---------- Excerpted records
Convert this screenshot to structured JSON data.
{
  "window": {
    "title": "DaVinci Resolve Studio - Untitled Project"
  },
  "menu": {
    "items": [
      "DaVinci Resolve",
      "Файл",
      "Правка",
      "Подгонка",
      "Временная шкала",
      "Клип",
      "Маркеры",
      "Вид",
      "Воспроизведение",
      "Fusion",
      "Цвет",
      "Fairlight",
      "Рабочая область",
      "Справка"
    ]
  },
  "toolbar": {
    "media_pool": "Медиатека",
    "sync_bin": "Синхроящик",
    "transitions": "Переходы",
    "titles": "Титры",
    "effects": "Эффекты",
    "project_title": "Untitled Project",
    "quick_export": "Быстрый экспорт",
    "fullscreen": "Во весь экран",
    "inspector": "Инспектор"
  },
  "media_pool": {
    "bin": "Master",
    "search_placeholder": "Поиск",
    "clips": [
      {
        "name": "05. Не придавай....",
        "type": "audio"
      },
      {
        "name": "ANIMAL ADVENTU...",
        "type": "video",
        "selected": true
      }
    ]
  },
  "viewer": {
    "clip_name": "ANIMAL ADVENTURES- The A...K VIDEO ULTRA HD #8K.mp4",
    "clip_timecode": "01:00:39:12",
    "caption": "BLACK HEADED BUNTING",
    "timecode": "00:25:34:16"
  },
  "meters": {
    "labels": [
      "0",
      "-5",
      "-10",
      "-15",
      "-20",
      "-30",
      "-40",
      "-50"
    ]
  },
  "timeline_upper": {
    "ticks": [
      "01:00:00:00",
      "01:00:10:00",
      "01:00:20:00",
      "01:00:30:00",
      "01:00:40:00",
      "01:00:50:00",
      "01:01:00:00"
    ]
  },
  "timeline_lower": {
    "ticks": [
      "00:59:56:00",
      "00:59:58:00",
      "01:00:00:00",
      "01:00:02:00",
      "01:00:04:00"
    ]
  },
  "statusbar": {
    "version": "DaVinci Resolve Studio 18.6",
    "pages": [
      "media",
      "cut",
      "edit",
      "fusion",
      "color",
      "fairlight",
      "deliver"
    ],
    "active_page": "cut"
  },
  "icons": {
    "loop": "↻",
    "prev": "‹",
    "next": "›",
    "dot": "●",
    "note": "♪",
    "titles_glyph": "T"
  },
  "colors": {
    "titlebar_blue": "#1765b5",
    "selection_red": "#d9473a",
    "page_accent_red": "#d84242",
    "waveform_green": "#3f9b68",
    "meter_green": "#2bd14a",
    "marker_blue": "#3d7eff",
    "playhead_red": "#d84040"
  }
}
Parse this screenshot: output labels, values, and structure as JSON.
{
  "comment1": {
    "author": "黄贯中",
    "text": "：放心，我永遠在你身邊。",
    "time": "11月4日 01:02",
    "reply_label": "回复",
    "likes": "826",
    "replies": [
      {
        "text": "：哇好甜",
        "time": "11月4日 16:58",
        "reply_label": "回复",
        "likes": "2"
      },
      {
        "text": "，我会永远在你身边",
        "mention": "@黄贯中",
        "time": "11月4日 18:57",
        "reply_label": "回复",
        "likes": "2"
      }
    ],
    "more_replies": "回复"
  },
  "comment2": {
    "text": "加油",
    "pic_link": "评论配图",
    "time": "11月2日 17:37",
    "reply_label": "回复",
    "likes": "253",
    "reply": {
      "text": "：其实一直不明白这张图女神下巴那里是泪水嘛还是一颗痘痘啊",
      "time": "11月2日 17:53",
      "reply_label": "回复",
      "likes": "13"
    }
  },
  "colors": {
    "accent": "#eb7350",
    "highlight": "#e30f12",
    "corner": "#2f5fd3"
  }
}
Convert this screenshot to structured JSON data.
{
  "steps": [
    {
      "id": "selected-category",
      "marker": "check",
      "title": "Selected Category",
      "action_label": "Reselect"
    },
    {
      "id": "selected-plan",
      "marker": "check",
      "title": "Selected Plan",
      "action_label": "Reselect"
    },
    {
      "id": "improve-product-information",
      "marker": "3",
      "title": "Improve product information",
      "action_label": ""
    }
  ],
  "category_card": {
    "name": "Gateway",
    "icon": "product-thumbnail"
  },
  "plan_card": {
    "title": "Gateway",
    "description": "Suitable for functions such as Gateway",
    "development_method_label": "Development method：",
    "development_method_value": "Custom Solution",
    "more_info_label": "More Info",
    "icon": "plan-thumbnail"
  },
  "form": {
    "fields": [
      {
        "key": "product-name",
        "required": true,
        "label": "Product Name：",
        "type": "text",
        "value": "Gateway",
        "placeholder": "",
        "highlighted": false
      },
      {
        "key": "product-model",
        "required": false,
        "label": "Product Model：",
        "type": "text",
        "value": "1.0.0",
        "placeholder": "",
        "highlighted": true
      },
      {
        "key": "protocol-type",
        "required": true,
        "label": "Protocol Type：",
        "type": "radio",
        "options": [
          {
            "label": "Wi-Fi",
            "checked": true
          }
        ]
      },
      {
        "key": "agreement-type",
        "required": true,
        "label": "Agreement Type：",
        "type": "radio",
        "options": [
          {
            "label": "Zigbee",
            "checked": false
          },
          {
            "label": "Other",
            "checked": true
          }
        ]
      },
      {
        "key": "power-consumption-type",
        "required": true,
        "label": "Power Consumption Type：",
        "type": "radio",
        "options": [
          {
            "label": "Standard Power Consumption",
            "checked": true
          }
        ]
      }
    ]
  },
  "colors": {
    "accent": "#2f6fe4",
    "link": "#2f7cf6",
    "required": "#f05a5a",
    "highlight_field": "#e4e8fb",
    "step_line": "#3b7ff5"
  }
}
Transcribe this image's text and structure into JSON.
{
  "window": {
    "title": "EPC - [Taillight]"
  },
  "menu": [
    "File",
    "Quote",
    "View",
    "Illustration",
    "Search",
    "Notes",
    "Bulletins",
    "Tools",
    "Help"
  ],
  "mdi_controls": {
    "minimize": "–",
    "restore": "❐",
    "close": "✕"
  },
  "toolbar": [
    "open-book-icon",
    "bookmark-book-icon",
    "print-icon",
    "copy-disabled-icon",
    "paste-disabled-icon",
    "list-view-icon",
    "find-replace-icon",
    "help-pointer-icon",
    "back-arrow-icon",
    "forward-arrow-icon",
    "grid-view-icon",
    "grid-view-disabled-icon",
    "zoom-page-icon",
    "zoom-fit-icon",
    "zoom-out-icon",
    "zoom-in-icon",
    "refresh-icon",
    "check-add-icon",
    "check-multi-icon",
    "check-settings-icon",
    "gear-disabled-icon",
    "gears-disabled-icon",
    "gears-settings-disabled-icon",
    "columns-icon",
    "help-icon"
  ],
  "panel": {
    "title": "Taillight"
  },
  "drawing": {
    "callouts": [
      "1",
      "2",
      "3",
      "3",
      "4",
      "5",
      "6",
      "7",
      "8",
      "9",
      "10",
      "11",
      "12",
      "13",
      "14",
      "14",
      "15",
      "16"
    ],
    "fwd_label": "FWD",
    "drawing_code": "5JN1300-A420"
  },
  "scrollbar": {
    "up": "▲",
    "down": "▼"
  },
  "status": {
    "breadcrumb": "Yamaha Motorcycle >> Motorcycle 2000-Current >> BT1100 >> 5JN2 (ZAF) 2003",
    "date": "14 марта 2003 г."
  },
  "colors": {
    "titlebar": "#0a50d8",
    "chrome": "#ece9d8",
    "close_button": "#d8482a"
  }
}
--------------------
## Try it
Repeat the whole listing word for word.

## Answer below
Convert this screenshot to structured JSON data.
{
  "window": {
    "title": "DaVinci Resolve Studio - Untitled Project"
  },
  "menu": {
    "items": [
      "DaVinci Resolve",
      "Файл",
      "Правка",
      "Подгонка",
      "Временная шкала",
      "Клип",
      "Маркеры",
      "Вид",
      "Воспроизведение",
      "Fusion",
      "Цвет",
      "Fairlight",
      "Рабочая область",
      "Справка"
    ]
  },
  "toolbar": {
    "media_pool": "Медиатека",
    "sync_bin": "Синхроящик",
    "transitions": "Переходы",
    "titles": "Титры",
    "effects": "Эффекты",
    "project_title": "Untitled Project",
    "quick_export": "Быстрый экспорт",
    "fullscreen": "Во весь экран",
    "inspector": "Инспектор"
  },
  "media_pool": {
    "bin": "Master",
    "search_placeholder": "Поиск",
    "clips": [
      {
        "name": "05. Не придавай....",
        "type": "audio"
      },
      {
        "name": "ANIMAL ADVENTU...",
        "type": "video",
        "selected": true
      }
    ]
  },
  "viewer": {
    "clip_name": "ANIMAL ADVENTURES- The A...K VIDEO ULTRA HD #8K.mp4",
    "clip_timecode": "01:00:39:12",
    "caption": "BLACK HEADED BUNTING",
    "timecode": "00:25:34:16"
  },
  "meters": {
    "labels": [
      "0",
      "-5",
      "-10",
      "-15",
      "-20",
      "-30",
      "-40",
      "-50"
    ]
  },
  "timeline_upper": {
    "ticks": [
      "01:00:00:00",
      "01:00:10:00",
      "01:00:20:00",
      "01:00:30:00",
      "01:00:40:00",
      "01:00:50:00",
      "01:01:00:00"
    ]
  },
  "timeline_lower": {
    "ticks": [
      "00:59:56:00",
      "00:59:58:00",
      "01:00:00:00",
      "01:00:02:00",
      "01:00:04:00"
    ]
  },
  "statusbar": {
    "version": "DaVinci Resolve Studio 18.6",
    "pages": [
      "media",
      "cut",
      "edit",
      "fusion",
      "color",
      "fairlight",
      "deliver"
    ],
    "active_page": "cut"
  },
  "icons": {
    "loop": "↻",
    "prev": "‹",
    "next": "›",
    "dot": "●",
    "note": "♪",
    "titles_glyph": "T"
  },
  "colors": {
    "titlebar_blue": "#1765b5",
    "selection_red": "#d9473a",
    "page_accent_red": "#d84242",
    "waveform_green": "#3f9b68",
    "meter_green": "#2bd14a",
    "marker_blue": "#3d7eff",
    "playhead_red": "#d84040"
  }
}
Parse this screenshot: output labels, values, and structure as JSON.
{
  "comment1": {
    "author": "黄贯中",
    "text": "：放心，我永遠在你身邊。",
    "time": "11月4日 01:02",
    "reply_label": "回复",
    "likes": "826",
    "replies": [
      {
        "text": "：哇好甜",
        "time": "11月4日 16:58",
        "reply_label": "回复",
        "likes": "2"
      },
      {
        "text": "，我会永远在你身边",
        "mention": "@黄贯中",
        "time": "11月4日 18:57",
        "reply_label": "回复",
        "likes": "2"
      }
    ],
    "more_replies": "回复"
  },
  "comment2": {
    "text": "加油",
    "pic_link": "评论配图",
    "time": "11月2日 17:37",
    "reply_label": "回复",
    "likes": "253",
    "reply": {
      "text": "：其实一直不明白这张图女神下巴那里是泪水嘛还是一颗痘痘啊",
      "time": "11月2日 17:53",
      "reply_label": "回复",
      "likes": "13"
    }
  },
  "colors": {
    "accent": "#eb7350",
    "highlight": "#e30f12",
    "corner": "#2f5fd3"
  }
}
Convert this screenshot to structured JSON data.
{
  "steps": [
    {
      "id": "selected-category",
      "marker": "check",
      "title": "Selected Category",
      "action_label": "Reselect"
    },
    {
      "id": "selected-plan",
      "marker": "check",
      "title": "Selected Plan",
      "action_label": "Reselect"
    },
    {
      "id": "improve-product-information",
      "marker": "3",
      "title": "Improve product information",
      "action_label": ""
    }
  ],
  "category_card": {
    "name": "Gateway",
    "icon": "product-thumbnail"
  },
  "plan_card": {
    "title": "Gateway",
    "description": "Suitable for functions such as Gateway",
    "development_method_label": "Development method：",
    "development_method_value": "Custom Solution",
    "more_info_label": "More Info",
    "icon": "plan-thumbnail"
  },
  "form": {
    "fields": [
      {
        "key": "product-name",
        "required": true,
        "label": "Product Name：",
        "type": "text",
        "value": "Gateway",
        "placeholder": "",
        "highlighted": false
      },
      {
        "key": "product-model",
        "required": false,
        "label": "Product Model：",
        "type": "text",
        "value": "1.0.0",
        "placeholder": "",
        "highlighted": true
      },
      {
        "key": "protocol-type",
        "required": true,
        "label": "Protocol Type：",
        "type": "radio",
        "options": [
          {
            "label": "Wi-Fi",
            "checked": true
          }
        ]
      },
      {
        "key": "agreement-type",
        "required": true,
        "label": "Agreement Type：",
        "type": "radio",
        "options": [
          {
            "label": "Zigbee",
            "checked": false
          },
          {
            "label": "Other",
            "checked": true
          }
        ]
      },
      {
        "key": "power-consumption-type",
        "required": true,
        "label": "Power Consumption Type：",
        "type": "radio",
        "options": [
          {
            "label": "Standard Power Consumption",
            "checked": true
          }
        ]
      }
    ]
  },
  "colors": {
    "accent": "#2f6fe4",
    "link": "#2f7cf6",
    "required": "#f05a5a",
    "highlight_field": "#e4e8fb",
    "step_line": "#3b7ff5"
  }
}
Transcribe this image's text and structure into JSON.
{
  "window": {
    "title": "EPC - [Taillight]"
  },
  "menu": [
    "File",
    "Quote",
    "View",
    "Illustration",
    "Search",
    "Notes",
    "Bulletins",
    "Tools",
    "Help"
  ],
  "mdi_controls": {
    "minimize": "–",
    "restore": "❐",
    "close": "✕"
  },
  "toolbar": [
    "open-book-icon",
    "bookmark-book-icon",
    "print-icon",
    "copy-disabled-icon",
    "paste-disabled-icon",
    "list-view-icon",
    "find-replace-icon",
    "help-pointer-icon",
    "back-arrow-icon",
    "forward-arrow-icon",
    "grid-view-icon",
    "grid-view-disabled-icon",
    "zoom-page-icon",
    "zoom-fit-icon",
    "zoom-out-icon",
    "zoom-in-icon",
    "refresh-icon",
    "check-add-icon",
    "check-multi-icon",
    "check-settings-icon",
    "gear-disabled-icon",
    "gears-disabled-icon",
    "gears-settings-disabled-icon",
    "columns-icon",
    "help-icon"
  ],
  "panel": {
    "title": "Taillight"
  },
  "drawing": {
    "callouts": [
      "1",
      "2",
      "3",
      "3",
      "4",
      "5",
      "6",
      "7",
      "8",
      "9",
      "10",
      "11",
      "12",
      "13",
      "14",
      "14",
      "15",
      "16"
    ],
    "fwd_label": "FWD",
    "drawing_code": "5JN1300-A420"
  },
  "scrollbar": {
    "up": "▲",
    "down": "▼"
  },
  "status": {
    "breadcrumb": "Yamaha Motorcycle >> Motorcycle 2000-Current >> BT1100 >> 5JN2 (ZAF) 2003",
    "date": "14 марта 2003 г."
  },
  "colors": {
    "titlebar": "#0a50d8",
    "chrome": "#ece9d8",
    "close_button": "#d8482a"
  }
}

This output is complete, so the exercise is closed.